By now you’ve gotten through your Thanksgiving meal. Whether you are a long-seasoned vegetarian or newly test-driving the idea, holiday meals can be a challenge. Defending yourself against Grandma’s defensive “but it’s chicken broth, not actual chicken!” and politely passing on the roasted turkey can be a daunting task.
The holidays are surely also steeped in tradition. Gravy and giblets, however traditional, are not typically on the vegetarian menu. Being prepared and open about your dietary lifestyle may help to prevent confusion and help everybody attending the dinner feel more comfortable with your choices. Here are some social and dinner table survival skills:
Before the dinner

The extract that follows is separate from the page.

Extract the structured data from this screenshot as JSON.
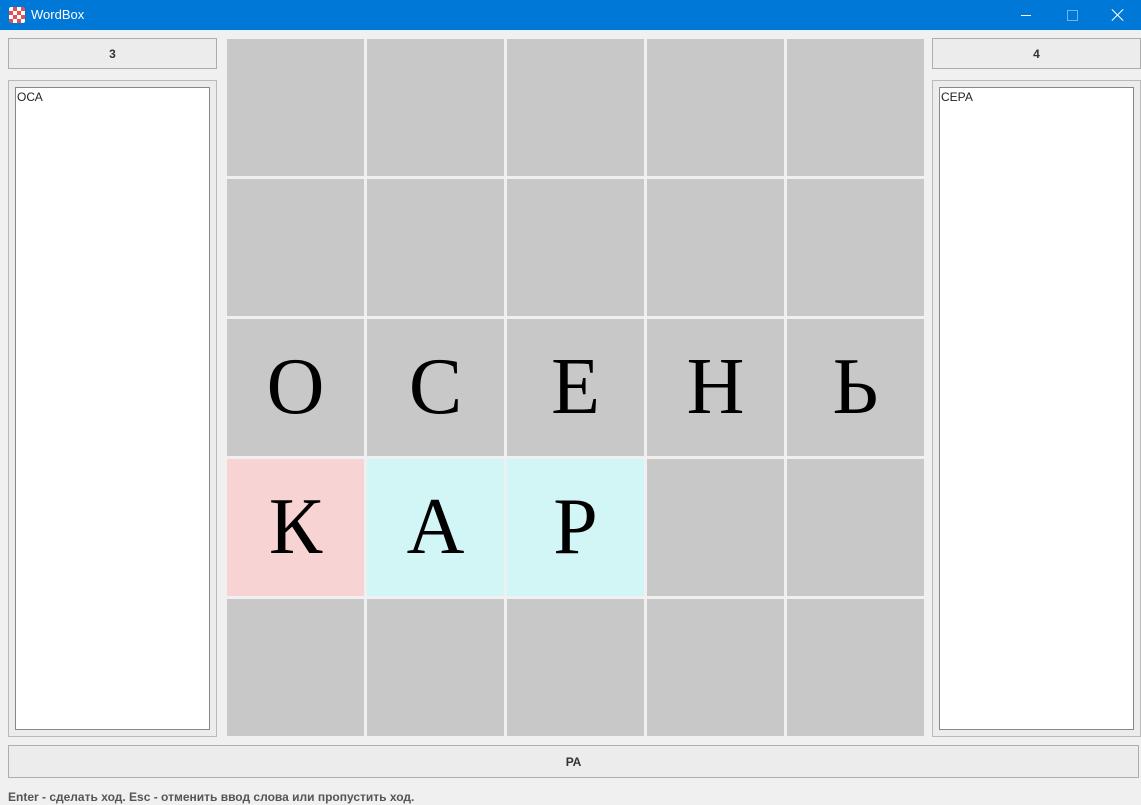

Think about what your limits are as a vegetarian. Some can’t stand being around meat but others can be more flexible and simply pass the plate of carved turkey on to their neighbor. If possible, when responding to a dinner or holiday invite, give the host ample notice of your dietary preferences and clearly describe what your limitations are (ovo-lacto, pescatarian, vegan). Offer to make or bring a dish to pass that is acceptable to you or suggest some suitable recipes for them to try out.

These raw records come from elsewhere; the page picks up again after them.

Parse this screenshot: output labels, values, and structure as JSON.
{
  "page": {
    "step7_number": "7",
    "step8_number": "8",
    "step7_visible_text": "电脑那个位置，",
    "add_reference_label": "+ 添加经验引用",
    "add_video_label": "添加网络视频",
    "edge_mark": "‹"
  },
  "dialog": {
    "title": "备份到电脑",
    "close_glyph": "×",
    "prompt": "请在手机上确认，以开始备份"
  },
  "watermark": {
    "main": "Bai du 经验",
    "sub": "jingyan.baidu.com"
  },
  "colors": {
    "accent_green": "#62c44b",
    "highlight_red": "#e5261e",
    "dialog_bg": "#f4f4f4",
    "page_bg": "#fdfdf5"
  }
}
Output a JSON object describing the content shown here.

Once the meal starts and you are feeling the heat for passing on the gravy, sliced ham and marshmallow-topped sweet potatoes simply smile and let your host know you are very satisfied with the vegetarian offerings. If others ask why you’ve made the choice to not eat meat, openly explain without preaching, getting angry or appearing to pass judgment. They are likely more curious about your choices rather than offended you haven’t touched their bacon-filled mashed potatoes. If you do feel as though your explanation may not go over well, a simple polite “No thank you” should suffice when the gravy boat comes paddling by.
Hosting the Holidays!
Try to make foods that are familiar to your guests that are either already meat-free or that may be easily vegetarianized. Offer pita and hummus, 3 bean chili and corn bread, vegetable lasagna, eggplant parmesan, squash risotto or a vegetable filled shepard’s pie. Hearty soups made with veggie or mushroom broth will win over even the most skeptical of guests. If you feel comfortable, prepare a meat dish yourself or offer your kitchen to your guests if they wish to prepare something. For guests new to your lifestyle, do a quick run-down of the menu for them to quell any fears about a “rabbit-food” dinner.
At a restaurant
Be polite and ask the servers if they know or would find out which entrées can be made without meat or if the chef would be willing to prepare something meat-free. If you are particularly concerned, search for the restaurant’s menu online or call ahead and inquire – this saves time and the potential for miscommunication ahead of time. Remember that these occasions are more about the company and less about the food – a drink and a side will often tide you through the meal until you are home – don’t let it stop you from enjoying good friends and family.